Why do I care about shared component patch uninstalls?
There has been an ask from Windows Installer customers to improve the servicing story surrounding shared components. We could summarize the asks into following points:
Look at the PPT attached with this blog post to get an overview of the scenario. If you think you might ever get into a scenario described in the PPT, then you should read on.
How does Windows Installer 4.5 address this?
This section providers an overivew of how Windows Installer 4.5 addresses this
1. Components that need the robustness that this feature provides should be marked appropriately.
2. When installing an RTM version of that component, or when a patch carries an update to the component, we store info on the highest version of the component due to this product, irrespective of whether the component is actually updated on disk.
3. When the file on disk is to be updated, enumerate all the product clients for the component being updated.
a. If the cache baseline opcode is being generated for the product currently being installed Then
i. The RTM version of the component is looked up and that becomes the source of the cache operation.
i. Verify that the component at the target location is the RTM version for this product.
ii. Cache the component from the target location into all the component’s clients’ empty RTM caches
b. This behavior will ensure that any patches to any of the products that carried the component will not result in any source resolution dialogs. This copy-on-write behavior also provides the optimal disk usage.
4. When a patch is being uninstalled, we do the following:
a. Update the registration created due to this patch in step 2
b. If the component affected by this patch uninstall has opted for the shared component robustness functionality
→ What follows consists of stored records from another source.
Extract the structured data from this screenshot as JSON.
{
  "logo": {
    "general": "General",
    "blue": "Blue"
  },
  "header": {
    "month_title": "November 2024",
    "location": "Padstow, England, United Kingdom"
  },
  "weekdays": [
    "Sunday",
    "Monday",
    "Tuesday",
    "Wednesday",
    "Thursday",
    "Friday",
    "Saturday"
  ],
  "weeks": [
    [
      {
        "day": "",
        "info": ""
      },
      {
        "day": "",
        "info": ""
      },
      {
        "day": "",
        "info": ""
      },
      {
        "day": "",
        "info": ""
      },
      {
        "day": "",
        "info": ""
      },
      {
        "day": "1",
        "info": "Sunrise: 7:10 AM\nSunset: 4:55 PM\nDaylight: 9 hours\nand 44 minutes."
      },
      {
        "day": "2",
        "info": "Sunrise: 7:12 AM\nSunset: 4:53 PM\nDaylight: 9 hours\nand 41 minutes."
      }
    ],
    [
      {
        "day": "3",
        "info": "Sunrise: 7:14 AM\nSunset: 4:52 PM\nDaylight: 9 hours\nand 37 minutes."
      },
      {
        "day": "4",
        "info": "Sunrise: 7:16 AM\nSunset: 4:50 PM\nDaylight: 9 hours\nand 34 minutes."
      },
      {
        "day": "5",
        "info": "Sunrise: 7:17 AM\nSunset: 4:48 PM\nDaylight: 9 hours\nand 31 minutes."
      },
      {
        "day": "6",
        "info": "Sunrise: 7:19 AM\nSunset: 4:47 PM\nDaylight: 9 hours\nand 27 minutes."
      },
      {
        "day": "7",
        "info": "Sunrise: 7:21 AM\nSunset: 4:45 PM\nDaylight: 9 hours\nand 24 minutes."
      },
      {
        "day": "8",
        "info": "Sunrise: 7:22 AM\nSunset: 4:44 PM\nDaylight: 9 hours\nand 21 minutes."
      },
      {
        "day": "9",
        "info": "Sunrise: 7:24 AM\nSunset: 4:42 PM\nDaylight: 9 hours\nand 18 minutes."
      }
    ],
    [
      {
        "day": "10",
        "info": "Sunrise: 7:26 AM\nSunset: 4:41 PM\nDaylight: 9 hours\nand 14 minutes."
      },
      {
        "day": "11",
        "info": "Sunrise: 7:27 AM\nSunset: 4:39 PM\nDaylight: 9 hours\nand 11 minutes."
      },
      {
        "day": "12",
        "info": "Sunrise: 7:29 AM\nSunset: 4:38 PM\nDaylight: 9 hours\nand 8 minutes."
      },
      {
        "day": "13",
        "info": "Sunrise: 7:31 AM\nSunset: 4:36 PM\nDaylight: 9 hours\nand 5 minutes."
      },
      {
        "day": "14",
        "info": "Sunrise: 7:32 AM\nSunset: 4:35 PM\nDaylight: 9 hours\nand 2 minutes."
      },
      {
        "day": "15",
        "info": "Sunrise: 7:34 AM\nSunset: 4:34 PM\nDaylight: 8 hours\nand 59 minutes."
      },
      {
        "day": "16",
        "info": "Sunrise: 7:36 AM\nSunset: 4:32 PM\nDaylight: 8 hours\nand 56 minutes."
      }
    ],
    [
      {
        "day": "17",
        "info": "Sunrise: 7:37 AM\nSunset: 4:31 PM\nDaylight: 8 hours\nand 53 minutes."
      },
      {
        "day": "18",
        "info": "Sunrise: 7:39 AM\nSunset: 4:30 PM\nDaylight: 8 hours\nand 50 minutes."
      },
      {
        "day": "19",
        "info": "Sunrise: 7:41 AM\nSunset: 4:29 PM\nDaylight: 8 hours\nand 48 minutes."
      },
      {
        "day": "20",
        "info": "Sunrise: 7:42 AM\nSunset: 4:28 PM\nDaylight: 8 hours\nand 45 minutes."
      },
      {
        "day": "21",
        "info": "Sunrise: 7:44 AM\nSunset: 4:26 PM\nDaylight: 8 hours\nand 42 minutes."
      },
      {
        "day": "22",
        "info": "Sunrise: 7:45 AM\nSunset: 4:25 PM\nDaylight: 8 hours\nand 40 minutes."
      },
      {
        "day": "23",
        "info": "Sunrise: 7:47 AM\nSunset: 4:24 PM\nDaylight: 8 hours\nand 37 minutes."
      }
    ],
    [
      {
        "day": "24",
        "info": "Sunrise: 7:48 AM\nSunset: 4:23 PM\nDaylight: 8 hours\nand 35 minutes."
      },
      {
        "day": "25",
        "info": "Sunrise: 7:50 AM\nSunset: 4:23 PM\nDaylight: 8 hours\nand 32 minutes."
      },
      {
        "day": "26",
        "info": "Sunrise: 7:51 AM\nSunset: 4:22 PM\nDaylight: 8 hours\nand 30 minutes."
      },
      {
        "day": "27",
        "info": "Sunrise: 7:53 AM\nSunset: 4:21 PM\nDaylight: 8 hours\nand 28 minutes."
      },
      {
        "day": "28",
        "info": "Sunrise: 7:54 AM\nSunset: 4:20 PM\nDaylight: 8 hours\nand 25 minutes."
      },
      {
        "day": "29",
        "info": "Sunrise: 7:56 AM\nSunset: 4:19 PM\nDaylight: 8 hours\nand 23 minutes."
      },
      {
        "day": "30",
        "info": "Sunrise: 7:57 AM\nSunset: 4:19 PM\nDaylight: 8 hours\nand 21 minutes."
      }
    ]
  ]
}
i. If file version on disk > file version referenced in transform of the patch being uninstalled then,
a. Do not down-rev the component.
ii. If file version on disk <= file version referenced in transform of the patch being uninstalled then,
a. Enumerate the registration created in step 2 to determine the highest versioned component and the corresponding product/patches
b. If the component version calculated in the previous step is the same as the version of the component on disk then, we have nothing else to do.
c. Use the the component cache created in step 3 along with the patch that can take this component to the highest version to create and copy the resultant version of the component.
c. Else behave like Windows Installer 3.1.
How do I turn it on?
If any product marks its shared component with msidbComponentAttributesShared attribute, then this component gets this behavior irrespective of whether other products have marked it that way or not. Here’s the definition of this attribute:
#if (_WIN32_MSI >= 450)
msidbComponentAttributesShared = 0x00000800;
#endif // (_WIN32_MSI >= 450)
The DisableSharedComponent machine policy will let administrators turn off the opt-in behavior of msidbComponentAttributes. The following table lists possible configurations:
This is the default value. When this value is set, packages can opt-in to use the Windows Installer’s shared component functionality by setting their component’s attribute to msidbComponentAttributes.
This value will not let any package on the machine get the shared component functionality as desired by setting the msidbComponentAttributes component attribute.
It needs to be called out that the assumption that this feature makes is that every patch targets the RTM version of its product. This ensures that the binary delta contains the delta for the RTM product. This can be done by building a patch to shared components such that:
1. The patch targets RTM, by listing the RTM version of the product in the TargetImages table of the PCP.
2. If targeting RTM image is not an option, patch authors could also use ExternalFiles table of the PCP to provide the RTM version of the file. This will ensure that the delta inserted into the patch will be able to update the RTM version of the file.
New functionality is bound to Windows Installer 3.0 Baseline Caching
It needs to be noted that this feature is available only when caching is not disabled. Also, for this feature to kick in there should be at least one MSI 3.0 minor update patch or all MSI 3.0 patches (as is the requirement for baseline caching to kick in).
Component State is Agnostic to Non-File Resources
Note that this feature doesn’t restore the registry keys while it restores the right version of a file. This assumes that the registry keys are compatible across different versions of the component.
Shared Components and Languages
Two files with the same version but for different languages are regarded as same.
A Patch That Opts-in
A patch can add the msidbComponentAttributesShared attribute and start getting the benefits of this new feature. However, when the last patch that opted in for this functionality is being uninstalled, then that transaction doesn’t get this functionality because the in-memory view of the database doesn’t contain this patch and we will behave the way when dealing with any other attribute that was patched.
Sharing across contexts
When managed (i.e., MSIINSTALLCONTEXT_USERMANAGED or MSIINSTALLCONTEXT_MACHINE) and unmanaged products (i.e., MSIINSTALLCONTEXT_USERUNMANAGED) share a component by marking it with the msidbComponentAttributesShared attribute, then while looking for other products that have a better version of the component, Windows Installer does not look across the managed/unmanaged boundaries. Same thing applies to unmanaged products installed for two different users.
[Author: Hemchander Sannidhanam]This posting is provided "AS IS" with no warranties, and confers no rights. Use of included script samples are subject to the terms specified at http://www.microsoft.com/info/cpyright.htm.